Private Roman Catholic schools have been hit with the largest single-year enrollment drop in the last five decades, according to the Associated Press (AP).
Enrollment is down 6.4% from the previous year, Catholic school officials announced Monday. More than 200 schools were either closed or consolidated in the last year due to the COVID-19 pandemic. There are now 5,981 private Catholic schools in the U.S. compared to 1970 when there were more than 11,000, according to the AP.
Many parents had difficulty paying the $5,000-$10,000 in tuition fees during the last year due to the pandemic and economy, AP reported. The National Catholic Education Association (NCEA) director John Reyes stated that one-third of families who had children enrolled in elementary school applied for financial assistance while 47% of families apply for assistance for secondary school. (RELATED: REPORT: Catholic Church Got $1.5 Billion From Government During Pandemic)
Reyes stated that the pandemic has been an “accelerant” for challenges that were already facing private Catholic education. Reyes also said that these issues disproportionately impacted urban communities. Los Angeles saw a drop in enrollment at 12.3% while New York City saw a drop of 11.1% and Chicago a drop of 8.2%.
In the last year, enrollment has dropped by 110,000 students down to 1.6 million students nationwide.
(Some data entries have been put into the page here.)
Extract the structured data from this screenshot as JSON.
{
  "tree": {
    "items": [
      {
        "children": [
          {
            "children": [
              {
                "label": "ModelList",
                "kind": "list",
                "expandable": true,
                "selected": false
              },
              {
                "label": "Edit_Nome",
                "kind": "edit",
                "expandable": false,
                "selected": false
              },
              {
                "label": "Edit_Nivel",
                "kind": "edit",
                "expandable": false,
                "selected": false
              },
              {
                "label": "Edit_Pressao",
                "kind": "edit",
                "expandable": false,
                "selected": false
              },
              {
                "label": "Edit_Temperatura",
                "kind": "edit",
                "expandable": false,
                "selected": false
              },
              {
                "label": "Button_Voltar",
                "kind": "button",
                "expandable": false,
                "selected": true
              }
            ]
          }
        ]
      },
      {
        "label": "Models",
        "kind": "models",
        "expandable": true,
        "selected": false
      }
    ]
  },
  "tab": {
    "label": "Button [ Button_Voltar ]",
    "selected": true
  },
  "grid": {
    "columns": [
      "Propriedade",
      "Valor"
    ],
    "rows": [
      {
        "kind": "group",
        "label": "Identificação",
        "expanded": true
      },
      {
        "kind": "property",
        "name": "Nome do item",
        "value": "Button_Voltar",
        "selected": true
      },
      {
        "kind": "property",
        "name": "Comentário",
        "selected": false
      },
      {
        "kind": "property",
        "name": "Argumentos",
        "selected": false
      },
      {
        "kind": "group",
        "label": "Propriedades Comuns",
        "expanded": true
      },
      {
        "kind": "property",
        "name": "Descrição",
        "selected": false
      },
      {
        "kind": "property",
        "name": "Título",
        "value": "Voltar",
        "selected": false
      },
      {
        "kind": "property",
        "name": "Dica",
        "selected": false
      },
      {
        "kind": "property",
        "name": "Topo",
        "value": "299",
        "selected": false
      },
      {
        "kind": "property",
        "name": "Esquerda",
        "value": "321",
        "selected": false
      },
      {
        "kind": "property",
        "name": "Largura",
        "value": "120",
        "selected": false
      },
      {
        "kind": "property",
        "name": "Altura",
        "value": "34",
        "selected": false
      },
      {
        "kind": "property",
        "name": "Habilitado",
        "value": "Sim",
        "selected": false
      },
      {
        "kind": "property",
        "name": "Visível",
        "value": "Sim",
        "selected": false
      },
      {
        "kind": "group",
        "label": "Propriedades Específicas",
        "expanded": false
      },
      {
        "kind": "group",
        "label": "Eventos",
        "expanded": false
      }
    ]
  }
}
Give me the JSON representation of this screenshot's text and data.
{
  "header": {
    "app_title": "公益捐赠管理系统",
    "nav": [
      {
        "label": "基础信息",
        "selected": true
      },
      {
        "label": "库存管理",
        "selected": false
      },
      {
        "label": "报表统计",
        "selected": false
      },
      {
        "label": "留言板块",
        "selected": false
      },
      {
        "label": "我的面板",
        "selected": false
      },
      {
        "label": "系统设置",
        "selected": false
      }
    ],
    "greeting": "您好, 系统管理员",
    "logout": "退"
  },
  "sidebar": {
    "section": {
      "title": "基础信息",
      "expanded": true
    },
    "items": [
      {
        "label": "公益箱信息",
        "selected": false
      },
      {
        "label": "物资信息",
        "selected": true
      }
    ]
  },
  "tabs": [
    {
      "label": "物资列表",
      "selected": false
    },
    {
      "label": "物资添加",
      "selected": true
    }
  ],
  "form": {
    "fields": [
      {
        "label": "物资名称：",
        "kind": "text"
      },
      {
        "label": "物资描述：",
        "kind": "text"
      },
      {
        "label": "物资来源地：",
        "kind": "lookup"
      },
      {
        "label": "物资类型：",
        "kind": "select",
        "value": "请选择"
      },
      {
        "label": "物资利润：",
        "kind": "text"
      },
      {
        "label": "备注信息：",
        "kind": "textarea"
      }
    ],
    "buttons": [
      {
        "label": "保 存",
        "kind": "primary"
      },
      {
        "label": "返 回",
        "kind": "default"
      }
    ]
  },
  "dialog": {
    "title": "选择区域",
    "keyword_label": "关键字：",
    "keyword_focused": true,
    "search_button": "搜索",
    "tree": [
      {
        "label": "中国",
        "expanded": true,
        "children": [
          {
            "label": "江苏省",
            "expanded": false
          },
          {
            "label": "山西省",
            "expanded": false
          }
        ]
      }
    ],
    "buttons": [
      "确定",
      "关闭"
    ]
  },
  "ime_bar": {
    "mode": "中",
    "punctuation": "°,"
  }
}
Enrollment was more than 5 million in the 1960s, according to AP.
Elementary and middle schools saw a larger drop of enrollment at 8.1% than secondary schools at only 2.5%. Pre-kindergarten programs were hit the hardest with a drastic drop at 26.6%, AP reported.
“Declines in enrollment at the primary grade levels may lead to a delayed but significant impact on secondary school enrollment within the next five to 10 years, proving potentially disastrous for secondary school viability,” the NCEA said in a data analysis.
Reyes said that he “can’t say that a bounce-back is guaranteed” at the end of the pandemic.